MTR Western, the agency Columbia County has contracted to provide buses for CC Rider, has informed the county transit service it wants to raise its hourly increase, but different people have provided different figures for what that increase should be.
According to Karen Kane, Public Affairs Coordinator for Columbia County, Jeremy Butzlaff, President of MTR Western gave $8 to $10 an hour increases as the desired figure, while the Nicholas Carlstrom, Director of Finance for MTR Western gave a figure of $4 an hour increase. The figures were not given in an official notice but were part of a conversation that Transit Administrator Todd Wood had had with MTR Western officials on Wednesday, Aug. 7.
Kane also wanted to correct some misinformation that the agency threatened to pull their contract, saying the agency did not do so.
The reasoning behind the increase for the company is down to rising insurance rates, according to Kane. The company had informed CC Rider in June that their insurance rates were going to go up, but they never made a formal request for a rate increase.
“We’ve gotten conflicting information, so we’re going to wait until we’ve gotten something from them that explains the rate,” Kane said.
Aside from the conflicting information, the rate itself does not add up for CC Rider staff.
John Dreeszen, CC Rider Transit Coordinator did his own calculations on the rate increase, and his figures did not yield an $8 to $10 increase.
“I think the question goes back to MTR, how did they do their calculations,” Kane said. “Two months into your contract, your insurance rates go up? It’s odd. I’m not saying they’re not honest, I’m just saying, what are they looking at?”
The increase request comes four months after the Columbia County Board of Commissioners approved a new contract with the agency on April 15 of this year, which was a wage increase from $40 to $58 an hour.
That new contract came after MTR Western had said in the fall of 2018 that they were going to need more funding. Before that time, in the three years the company has been contracted for CC Rider, they had never renegotiated a contract.
The reason CC Rider contracts out for drivers rather than hiring in-house is because of overall savings. According to Kane, CC Rider staff compared the cost of having in-house drivers rather than contracted drivers before hiring MTR Western as the contracted agency. A lot of the cost savings is the PERS cost, which the county would not have to pay with a contracted agency like MTR Western.
“That’s still the case until we find out what they’re asking of us, and why,” Kane said.
Before the county knows of an exact cost increase, CC Rider staff will not know if they can meet the increase, according to Kane.
“It may be possible to meet an increase, but we don’t know how much they’re asking us,” Kane said.
CC Rider has been struggling financially for a while, making massive cuts to the service in February of this year in order to close the gap between revenue and expenses. As The Chronicle has previously reported, a large part of the financing gap stems from the fact that the service runs primarily on grants, rather than on a stable base of funding, such as a service district. There will be a measure on the November ballot to form a transit district for the service.

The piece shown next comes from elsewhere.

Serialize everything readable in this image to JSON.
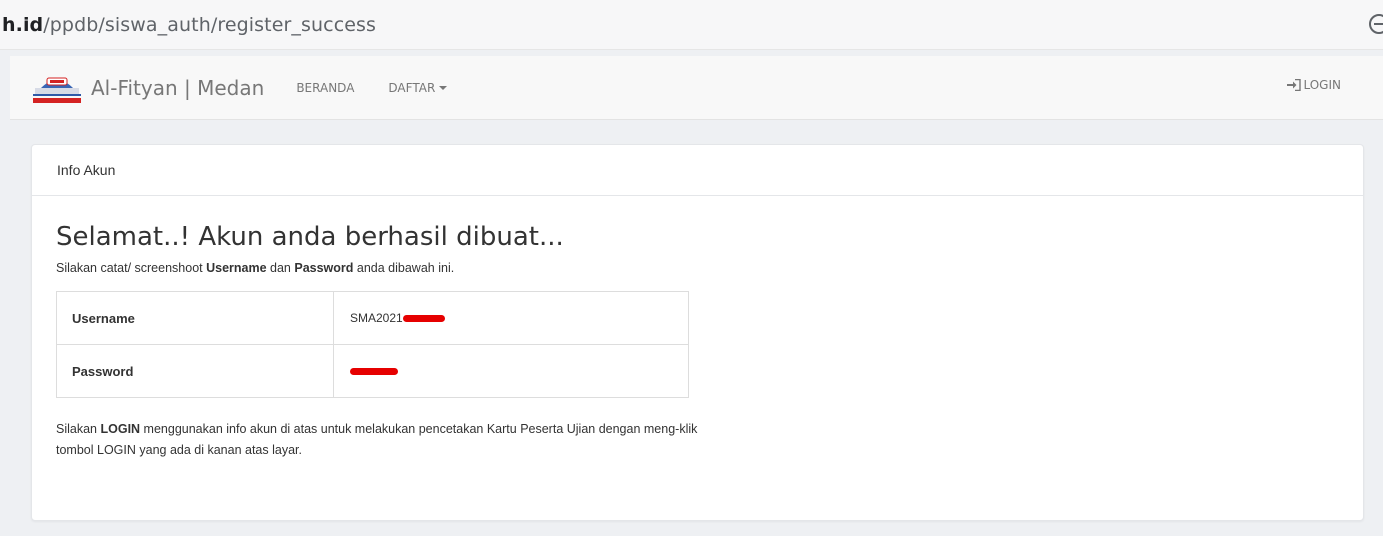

Kane said the cuts made in February were the bare minimum the transit service could sustain, and that they will have to cut even more if the November ballot measure does not pass.
“This additional cost is yet more on top of that,” Kane said.
Columbia County officials do not know when they will hear of a definite cost increase from MTR Western.
Staff representatives from MTR Western had not responded to requests for more information from The Chronicle before press time.